(Source data)
*** Begin section ***

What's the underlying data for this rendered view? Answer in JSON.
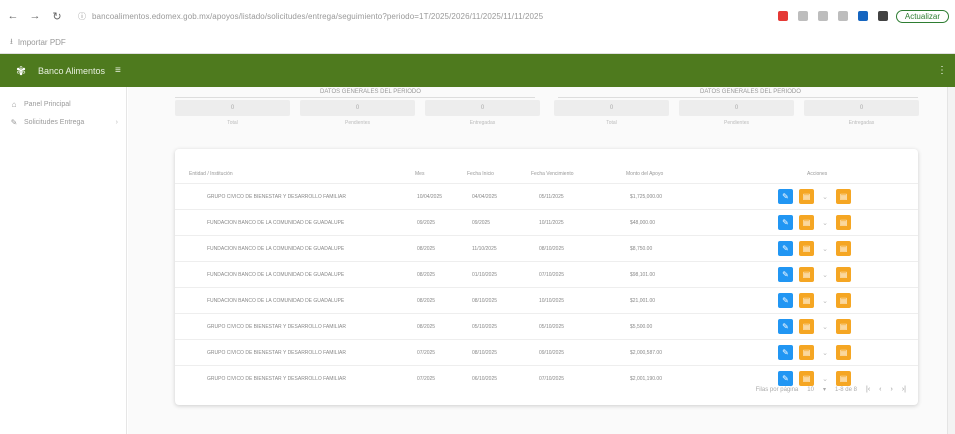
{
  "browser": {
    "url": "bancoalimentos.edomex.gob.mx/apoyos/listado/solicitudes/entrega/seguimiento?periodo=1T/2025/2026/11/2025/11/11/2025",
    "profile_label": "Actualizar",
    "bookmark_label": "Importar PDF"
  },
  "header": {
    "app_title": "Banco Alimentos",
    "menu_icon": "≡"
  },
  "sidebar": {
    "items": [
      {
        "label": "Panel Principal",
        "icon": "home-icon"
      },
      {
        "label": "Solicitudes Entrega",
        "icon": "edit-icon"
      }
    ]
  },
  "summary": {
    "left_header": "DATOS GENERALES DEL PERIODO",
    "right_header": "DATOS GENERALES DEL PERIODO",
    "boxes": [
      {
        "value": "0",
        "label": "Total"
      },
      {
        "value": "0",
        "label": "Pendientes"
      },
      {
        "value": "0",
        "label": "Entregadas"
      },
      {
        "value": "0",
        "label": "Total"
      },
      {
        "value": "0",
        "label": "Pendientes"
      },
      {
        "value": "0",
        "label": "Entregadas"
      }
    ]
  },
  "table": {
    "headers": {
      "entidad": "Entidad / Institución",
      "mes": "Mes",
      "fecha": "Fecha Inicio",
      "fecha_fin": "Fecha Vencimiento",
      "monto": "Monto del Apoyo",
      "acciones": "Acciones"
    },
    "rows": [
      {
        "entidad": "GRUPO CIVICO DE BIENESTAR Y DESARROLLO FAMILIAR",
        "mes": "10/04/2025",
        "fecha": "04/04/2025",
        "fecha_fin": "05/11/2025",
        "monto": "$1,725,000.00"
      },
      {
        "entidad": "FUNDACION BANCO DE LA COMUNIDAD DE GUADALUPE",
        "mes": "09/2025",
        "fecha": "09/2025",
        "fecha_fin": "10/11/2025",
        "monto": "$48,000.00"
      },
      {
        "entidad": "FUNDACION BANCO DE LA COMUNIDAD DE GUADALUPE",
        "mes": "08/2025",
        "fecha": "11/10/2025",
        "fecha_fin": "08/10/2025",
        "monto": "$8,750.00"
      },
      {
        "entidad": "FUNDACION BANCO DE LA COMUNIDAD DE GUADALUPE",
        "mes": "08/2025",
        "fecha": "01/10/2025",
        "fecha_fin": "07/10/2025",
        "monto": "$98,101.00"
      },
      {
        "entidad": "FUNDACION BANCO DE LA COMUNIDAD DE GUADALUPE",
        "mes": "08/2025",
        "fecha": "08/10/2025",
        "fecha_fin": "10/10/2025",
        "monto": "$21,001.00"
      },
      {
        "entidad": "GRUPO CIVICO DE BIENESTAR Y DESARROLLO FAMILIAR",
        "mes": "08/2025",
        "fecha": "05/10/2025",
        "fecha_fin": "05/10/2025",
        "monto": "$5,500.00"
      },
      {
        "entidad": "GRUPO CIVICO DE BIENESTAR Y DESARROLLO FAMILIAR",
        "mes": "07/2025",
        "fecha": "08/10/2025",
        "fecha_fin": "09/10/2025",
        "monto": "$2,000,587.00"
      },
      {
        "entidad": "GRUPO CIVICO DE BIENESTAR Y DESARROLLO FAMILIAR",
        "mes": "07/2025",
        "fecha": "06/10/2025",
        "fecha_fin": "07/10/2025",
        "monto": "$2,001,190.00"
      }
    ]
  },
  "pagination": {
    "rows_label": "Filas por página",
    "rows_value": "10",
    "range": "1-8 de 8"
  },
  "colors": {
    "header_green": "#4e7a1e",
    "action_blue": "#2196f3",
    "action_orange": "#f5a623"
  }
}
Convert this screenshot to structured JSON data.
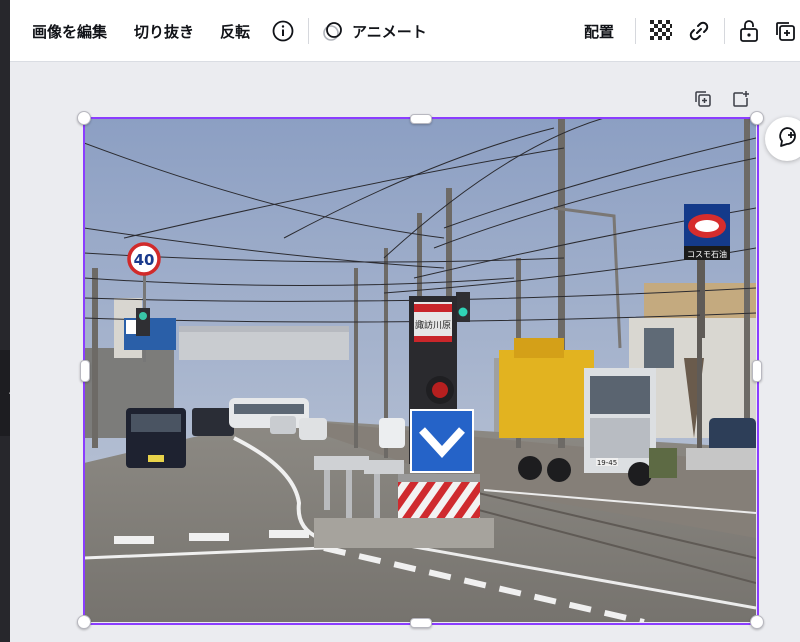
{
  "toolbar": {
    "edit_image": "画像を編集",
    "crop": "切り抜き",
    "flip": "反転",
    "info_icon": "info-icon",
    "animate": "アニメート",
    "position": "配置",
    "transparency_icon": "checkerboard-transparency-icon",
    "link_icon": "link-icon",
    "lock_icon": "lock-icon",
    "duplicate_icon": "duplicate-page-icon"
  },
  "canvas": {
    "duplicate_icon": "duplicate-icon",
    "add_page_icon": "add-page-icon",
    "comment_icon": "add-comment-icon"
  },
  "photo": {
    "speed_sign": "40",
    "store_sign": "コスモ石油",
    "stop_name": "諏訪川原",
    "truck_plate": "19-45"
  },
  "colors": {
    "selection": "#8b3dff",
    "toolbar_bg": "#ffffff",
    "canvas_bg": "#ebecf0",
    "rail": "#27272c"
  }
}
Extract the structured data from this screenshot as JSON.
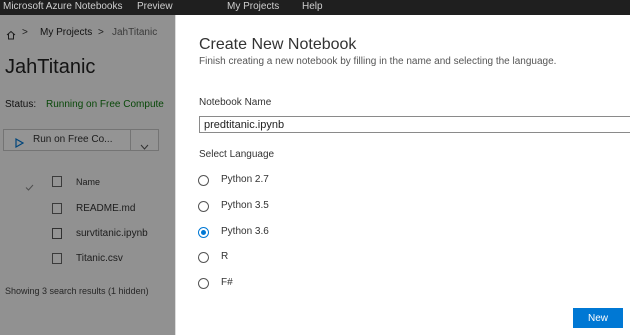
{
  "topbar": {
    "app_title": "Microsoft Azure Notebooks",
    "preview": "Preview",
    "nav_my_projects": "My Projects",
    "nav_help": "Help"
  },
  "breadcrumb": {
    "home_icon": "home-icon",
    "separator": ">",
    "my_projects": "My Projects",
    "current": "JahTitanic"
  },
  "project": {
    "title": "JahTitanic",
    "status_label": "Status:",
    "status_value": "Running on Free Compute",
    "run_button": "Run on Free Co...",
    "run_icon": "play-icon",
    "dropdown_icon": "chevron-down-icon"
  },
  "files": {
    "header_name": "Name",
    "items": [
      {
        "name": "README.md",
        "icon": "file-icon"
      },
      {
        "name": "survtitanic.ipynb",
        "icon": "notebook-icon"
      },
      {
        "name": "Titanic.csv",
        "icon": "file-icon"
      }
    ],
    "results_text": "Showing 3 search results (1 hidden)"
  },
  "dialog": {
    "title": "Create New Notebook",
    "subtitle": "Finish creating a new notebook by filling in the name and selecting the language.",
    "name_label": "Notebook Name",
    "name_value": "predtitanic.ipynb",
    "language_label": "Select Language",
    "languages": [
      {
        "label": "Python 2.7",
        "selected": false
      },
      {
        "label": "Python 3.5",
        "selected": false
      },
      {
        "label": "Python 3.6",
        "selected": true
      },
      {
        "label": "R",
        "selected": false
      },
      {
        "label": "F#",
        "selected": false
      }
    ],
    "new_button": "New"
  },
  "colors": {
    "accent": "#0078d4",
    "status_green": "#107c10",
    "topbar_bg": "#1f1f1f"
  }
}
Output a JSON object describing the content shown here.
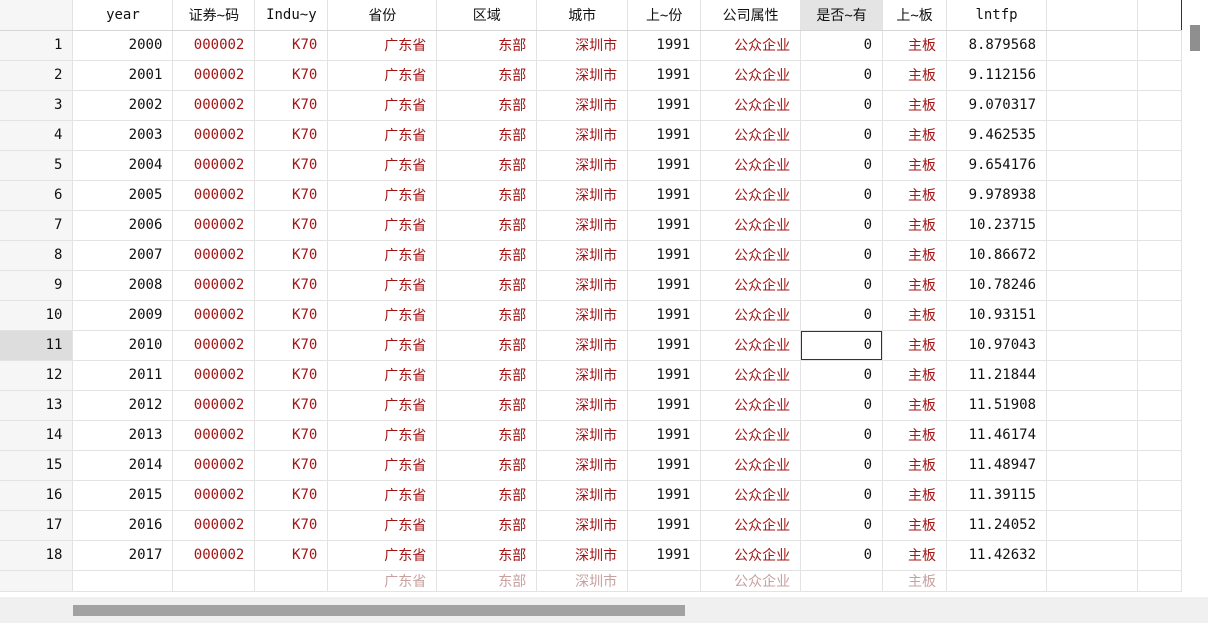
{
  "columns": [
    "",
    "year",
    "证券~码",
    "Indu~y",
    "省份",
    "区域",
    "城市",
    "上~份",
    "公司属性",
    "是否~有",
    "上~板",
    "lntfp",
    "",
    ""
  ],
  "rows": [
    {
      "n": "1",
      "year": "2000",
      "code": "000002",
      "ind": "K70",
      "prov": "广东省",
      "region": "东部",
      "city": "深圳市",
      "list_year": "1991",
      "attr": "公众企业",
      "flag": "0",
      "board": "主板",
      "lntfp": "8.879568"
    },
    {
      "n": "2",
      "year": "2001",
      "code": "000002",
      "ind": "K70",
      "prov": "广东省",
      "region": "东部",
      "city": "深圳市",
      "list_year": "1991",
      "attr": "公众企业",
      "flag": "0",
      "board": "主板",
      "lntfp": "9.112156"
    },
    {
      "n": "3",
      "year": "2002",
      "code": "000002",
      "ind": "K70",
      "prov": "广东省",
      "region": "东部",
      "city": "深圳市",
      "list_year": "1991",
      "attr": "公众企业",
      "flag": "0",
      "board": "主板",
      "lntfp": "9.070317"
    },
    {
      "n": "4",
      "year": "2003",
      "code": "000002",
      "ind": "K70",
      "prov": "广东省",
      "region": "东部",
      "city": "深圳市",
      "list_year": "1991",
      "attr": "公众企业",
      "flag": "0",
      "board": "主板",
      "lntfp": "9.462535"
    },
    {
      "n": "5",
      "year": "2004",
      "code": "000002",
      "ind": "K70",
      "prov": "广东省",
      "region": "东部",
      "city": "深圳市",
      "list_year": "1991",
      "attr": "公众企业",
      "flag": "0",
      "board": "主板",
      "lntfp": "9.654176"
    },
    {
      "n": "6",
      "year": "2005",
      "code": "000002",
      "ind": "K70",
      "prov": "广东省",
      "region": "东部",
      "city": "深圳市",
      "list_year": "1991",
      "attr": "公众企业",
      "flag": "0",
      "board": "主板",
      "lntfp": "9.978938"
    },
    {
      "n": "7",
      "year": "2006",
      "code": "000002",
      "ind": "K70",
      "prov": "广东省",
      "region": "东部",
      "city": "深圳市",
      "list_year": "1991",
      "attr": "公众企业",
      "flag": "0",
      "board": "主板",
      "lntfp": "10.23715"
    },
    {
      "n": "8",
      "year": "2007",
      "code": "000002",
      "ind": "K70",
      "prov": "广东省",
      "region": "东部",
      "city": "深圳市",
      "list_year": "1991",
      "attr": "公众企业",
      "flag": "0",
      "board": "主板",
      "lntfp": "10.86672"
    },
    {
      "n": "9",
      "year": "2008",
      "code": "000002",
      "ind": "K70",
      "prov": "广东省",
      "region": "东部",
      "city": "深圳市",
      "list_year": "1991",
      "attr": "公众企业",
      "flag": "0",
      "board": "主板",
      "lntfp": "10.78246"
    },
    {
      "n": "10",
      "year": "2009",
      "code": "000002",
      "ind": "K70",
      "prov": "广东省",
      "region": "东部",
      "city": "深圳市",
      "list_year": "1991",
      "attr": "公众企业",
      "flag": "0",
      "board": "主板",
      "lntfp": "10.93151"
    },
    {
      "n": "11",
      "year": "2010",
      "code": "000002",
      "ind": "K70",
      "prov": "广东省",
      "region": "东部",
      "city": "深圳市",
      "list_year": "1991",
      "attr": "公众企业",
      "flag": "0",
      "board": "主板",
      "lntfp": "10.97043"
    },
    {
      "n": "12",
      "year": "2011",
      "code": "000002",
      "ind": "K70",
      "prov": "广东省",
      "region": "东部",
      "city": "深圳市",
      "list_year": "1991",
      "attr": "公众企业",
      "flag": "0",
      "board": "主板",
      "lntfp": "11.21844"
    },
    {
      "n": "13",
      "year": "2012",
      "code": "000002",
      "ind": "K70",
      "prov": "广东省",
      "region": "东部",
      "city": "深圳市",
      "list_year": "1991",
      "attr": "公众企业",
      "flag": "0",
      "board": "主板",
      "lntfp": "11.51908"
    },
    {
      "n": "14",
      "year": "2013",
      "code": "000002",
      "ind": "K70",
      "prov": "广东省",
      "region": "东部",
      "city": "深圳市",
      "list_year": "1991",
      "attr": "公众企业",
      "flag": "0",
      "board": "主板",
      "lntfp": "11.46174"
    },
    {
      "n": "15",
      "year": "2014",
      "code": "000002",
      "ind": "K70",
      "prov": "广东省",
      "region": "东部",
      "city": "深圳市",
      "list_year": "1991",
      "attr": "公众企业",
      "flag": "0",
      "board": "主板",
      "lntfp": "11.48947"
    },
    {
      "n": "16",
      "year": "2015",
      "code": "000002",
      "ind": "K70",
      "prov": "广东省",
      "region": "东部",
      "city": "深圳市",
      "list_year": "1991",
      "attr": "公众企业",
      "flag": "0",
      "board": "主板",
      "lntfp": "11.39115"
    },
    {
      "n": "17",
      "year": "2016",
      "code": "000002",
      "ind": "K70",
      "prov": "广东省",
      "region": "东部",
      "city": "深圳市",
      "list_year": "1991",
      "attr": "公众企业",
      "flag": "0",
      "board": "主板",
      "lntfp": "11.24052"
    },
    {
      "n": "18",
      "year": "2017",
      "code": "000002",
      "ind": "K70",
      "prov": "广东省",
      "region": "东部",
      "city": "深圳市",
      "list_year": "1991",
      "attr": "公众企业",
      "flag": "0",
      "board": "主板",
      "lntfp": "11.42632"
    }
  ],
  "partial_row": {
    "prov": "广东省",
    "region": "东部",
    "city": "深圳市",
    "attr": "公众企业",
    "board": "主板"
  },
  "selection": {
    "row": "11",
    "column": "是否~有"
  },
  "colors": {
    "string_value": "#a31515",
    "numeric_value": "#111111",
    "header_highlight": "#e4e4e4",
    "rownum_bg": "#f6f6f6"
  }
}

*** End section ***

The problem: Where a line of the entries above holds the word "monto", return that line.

Output of the exercise:
      "monto": "Monto del Apoyo",
        "monto": "$1,725,000.00"
        "monto": "$48,000.00"
        "monto": "$8,750.00"
        "monto": "$98,101.00"
        "monto": "$21,001.00"
        "monto": "$5,500.00"
        "monto": "$2,000,587.00"
        "monto": "$2,001,190.00"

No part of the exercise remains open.